There is an increasing number of Westerners who believe that there are scientific miracles in the Qur'an, and converting on that basis. This blog documents my attempts to persuade one Muslim convert friend to examine these miracle claims (and other worrying aspects of Islam) rationally. Muslims are invited to respond in the comments section where I am always delighted to debate.
Monday, July 23, 2012
Muhammad - the best human ever?
My correspondence with my Muslim convert friend continues. Tarek took issue with my examining Muhammad's every action. What was wrong with assassinating al-Nadr, he asked, if al-Nadr represented a danger to the Muslims. Muhammad's assassination of al-Nadr
I agree it's not necessarily wrong to assassinate an enemy - if that enemy is so evil and influential that to kill him would without doubt save the lives of many innocents. I'm not sure we can say that about al-Nadr - he hardly seems a Hitler/Stalin figure. And in any case, is assassinating one's enemies really the action of the "best human God has ever created"? We can't judge Muhammad by the same criteria as the rest of us, can we? He's not just a brilliant military leader, is he? He's the best human ever and we must judge him by that criterion. Prisoners of war

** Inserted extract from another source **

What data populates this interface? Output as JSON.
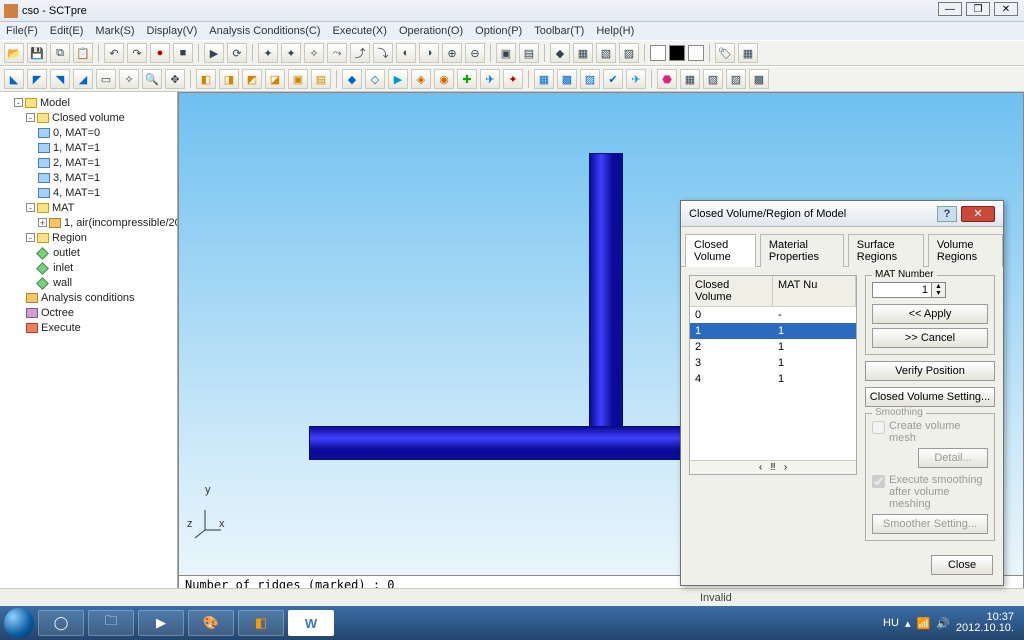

What would I have done, you ask. What do we do now with prisoners of war? Surely expecting the best human to live up to our standards is not unreasonable. He is the best human ever, after all. It's not much of a claim to say "he's the best human but obviously people know better now how to treat prisoners of war". Which is what you seem to be suggesting. Unworthy actions
We can make the same point about so many of Muhammad's actions which seem unworthy of God's best efforts to create a moral super-man. Marrying a nine year-old? Marrying his step-son's wife because he could and handily receiving a revelation to that effect? Taking 1/5th of the booty of the caravan raids for his personal enjoyment? Telling his men they could sleep with the wives of the men they'd captured. Decapitating hundreds of Jews after the battle of the Trench. The list goes on and on. All of which may be justifiable but seem nonetheless unlikely actions of the best man ever to have lived. Is it fair to put Muhammad under the spot-light?

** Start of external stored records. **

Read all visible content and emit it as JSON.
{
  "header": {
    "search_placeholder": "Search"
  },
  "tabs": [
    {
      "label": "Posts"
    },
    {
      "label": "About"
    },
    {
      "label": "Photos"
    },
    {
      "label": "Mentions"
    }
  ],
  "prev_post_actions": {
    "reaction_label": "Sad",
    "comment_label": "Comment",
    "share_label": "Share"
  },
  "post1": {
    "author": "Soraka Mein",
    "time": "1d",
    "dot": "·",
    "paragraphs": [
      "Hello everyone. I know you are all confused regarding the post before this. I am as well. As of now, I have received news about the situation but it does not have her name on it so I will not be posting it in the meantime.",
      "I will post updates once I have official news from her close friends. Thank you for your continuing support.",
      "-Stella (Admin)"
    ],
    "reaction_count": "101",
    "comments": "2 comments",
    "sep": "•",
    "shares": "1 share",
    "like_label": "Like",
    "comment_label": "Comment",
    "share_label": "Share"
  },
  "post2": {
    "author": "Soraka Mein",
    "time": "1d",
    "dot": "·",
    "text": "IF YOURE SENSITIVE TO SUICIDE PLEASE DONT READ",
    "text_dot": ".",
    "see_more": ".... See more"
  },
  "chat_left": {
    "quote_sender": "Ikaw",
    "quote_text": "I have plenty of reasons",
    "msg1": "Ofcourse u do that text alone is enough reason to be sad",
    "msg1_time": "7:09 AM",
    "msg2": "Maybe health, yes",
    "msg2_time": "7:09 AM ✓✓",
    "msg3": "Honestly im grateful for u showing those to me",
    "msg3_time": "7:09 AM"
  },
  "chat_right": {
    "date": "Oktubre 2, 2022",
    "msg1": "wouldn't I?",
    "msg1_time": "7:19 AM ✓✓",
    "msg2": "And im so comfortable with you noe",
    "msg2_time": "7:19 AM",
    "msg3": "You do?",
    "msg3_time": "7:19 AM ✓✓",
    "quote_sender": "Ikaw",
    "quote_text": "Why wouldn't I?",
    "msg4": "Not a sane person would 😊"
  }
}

You ask me if I'd think it fair if you were to trawl the the minutest detail of the lives of those who inform my ideas. I'd be happy for you to do so, for you know I think it important that we learn something of the character of those whose ideas we admire. (You remember my concerns regarding Azzindani and his "Islamic additions" to Moore's text book that Muslims the world over like to quote as evidence of the miracle of embryology...Something that you have never addressed, by the way.) If it turns out that they are/were lunatics or criminals then I think I'd at least want to reassess any convictions I'd based purely on their hypotheses. (I can't think of any off hand, mind you...).
But of course, I have never claimed that Darwin or Hitchens or Attenborough et al are divinely inspired or the best humans God has created. I'm not even suggesting they were good men.
Whereas the claims that are made for Muhammad mean that surely we are entitled to examine his behaviour ... minutely.
In fact we should examine his behaviour minutely. Any other response would be illogical, since God is "perfect" and omnipotent and therefore if He decides to create the best human, such a man must logically be the best in everything he does or says. Would you not agree?
If I were to announce that Ron L Hubbard (the founder of Scientology) was the best human God has ever created, you'd presumably ask for evidence and want to check out his history and past actions. In fact you'd presumably want to examine his life in detail.
Why is my doing the same for Muhammad any less understandable or justifiable? And if you found actions by Hubbard that suggested he was not the best human ever to have lived, actions recorded by his own supporters no less, you would have serious doubts as to the religion he founded. Other reasons to disbelieve
If you combine this with the barbaric punishments, the claims to miraculous knowledge which turn out to be debatable at best, the exhortations to kill unbelievers, the uncaring and bullying attitude to the LGBT community, the bizarre promises about Paradise (you've never explained how you can possibly believe some people get to have endless sex with 80 ft magically rejuvenating virgins who have hairless pussies, and legs that are transparent so you can see the marrow in their bones - all this in Bukhari - I've checked), the sadistic promises about Hell that just happen to recycle myths about burning and fire and brimstone which obviously originated when men first saw volcanoes and lava, the apparent copying and misunderstanding of Judaic and Christian myths etc etc then you can perhaps understand the process I have gone through to reach my conclusions.
PoWs converting to National Socialism? No, you're right. Can't think of any. But then again I don't remember any PoWs being offered their freedom if they "converted", do you? Forgers?
With regards to the "many forgers" whose reasons you ascribe to tribal, sectarian and national differences, I still don't understand why a Muslim would want to paint their Prophet in a poor light. Especially as presumably the punishment for such actions would be an eternity in Hell. But there we go. Perhaps it's one of those things we shall never get to the bottom of.